With the final presidential debate more than a week behind us, we turn our attention to a more recent debate that took place in Mark Tremblay's AP Language course on Friday. Having studied speech and language throughout the term, students were asked to prepare effective arguments in support of items from a topic list that spanned a wide range of concepts.

The class was split into two groups, each portion preparing arguments in support of their chosen topics. For each of the major topics discussed (legalization of prostitution, death penalty, and the appropriate privacy levels of student computers at Proctor) one group developed a constructive argument while the other countered that argument with specific evidence. Eventual rebuttal of each argument allowed students to go 'off script', tapping into, and effectively utilizing research they had conducted.
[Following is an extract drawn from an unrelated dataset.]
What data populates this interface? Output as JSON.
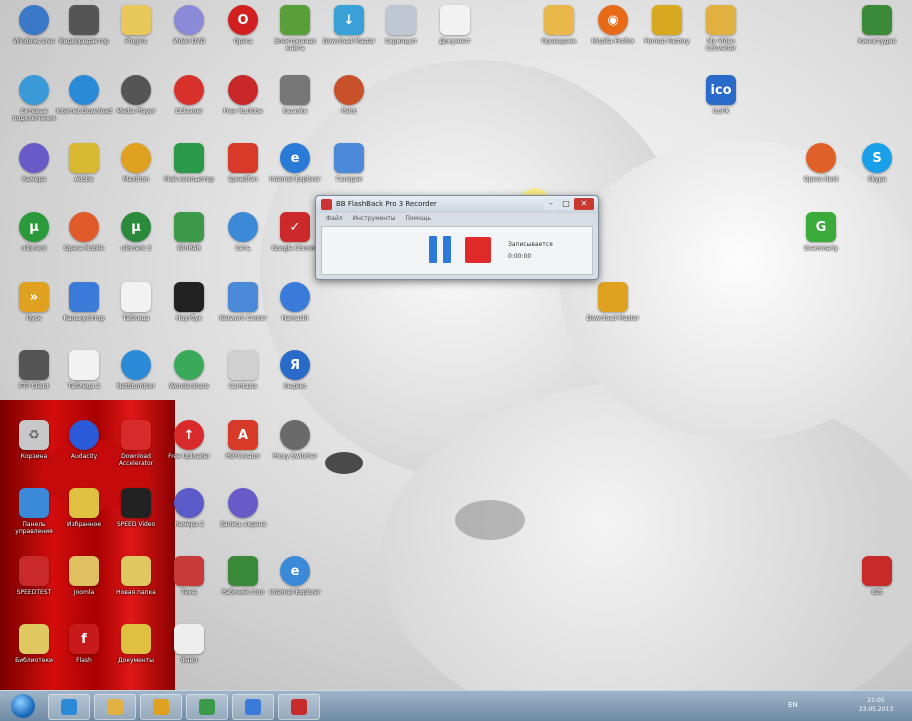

The goals of the AP Language class are vast, but one of the primary objectives is to expose students to the power of language. Last year, Jay Heirichs visited Shauna Turnbull's AP Language class to discuss the power of rhetoric, both in writing and the spoken word. This debate sought to build upon those lessons learned last year in a new setting.

Tremblay noted that the goal of this debate was not only to improve students' public speaking abilities, but to have them continuously refine their arguments in a way that clearly and concisely communicated their purpose. As each team presented arguments, points of information, and rebuttals on the major issues discussed, it was clear that students were well-prepared and informed on their positions.

Issues discussed forced students to prepare a two minute speech on each issue, as well as a counterargument for the other group's topics. Encouraging students to think about multiple aspects of each issue, regardless of their own personal beliefs, helps them better appreciate various perspectives. To wrestle with ideas that are not our own, and to find value in those contrary viewpoints through investigation of evidence, is an invaluable skill for our students, not only in English classes, but across the academic curriculum.

As we enter peak election season, we well understand the premium on understanding multiple viewpoints, wading through biased information and formulating an educated, informed opinion on important issues. It is our hope that each student at Proctor not only formulates firm, but not inflexible, personal beliefs, but that they truly understand why they believe what they believe, while maintaining an appreciation for others' beliefs as well.
Last winter, Jay Heinrichs came and spoke to AP Language students about the power of rhetoric.
His words were powerful, as he encouraged students understand that the way they use words through both the written and spoken language says much about them as a person.
Angie's student speech given in assembly on Friday was impressive as he discussed his own personal journey at Proctor and his desire to improve his public speaking skills.
The significant value in the AP Language debate discussed in the main text of this article lies in the researching, understanding and appreciating of multiple viewpoints - a valuable skill for all of our students to have as they move on from Proctor!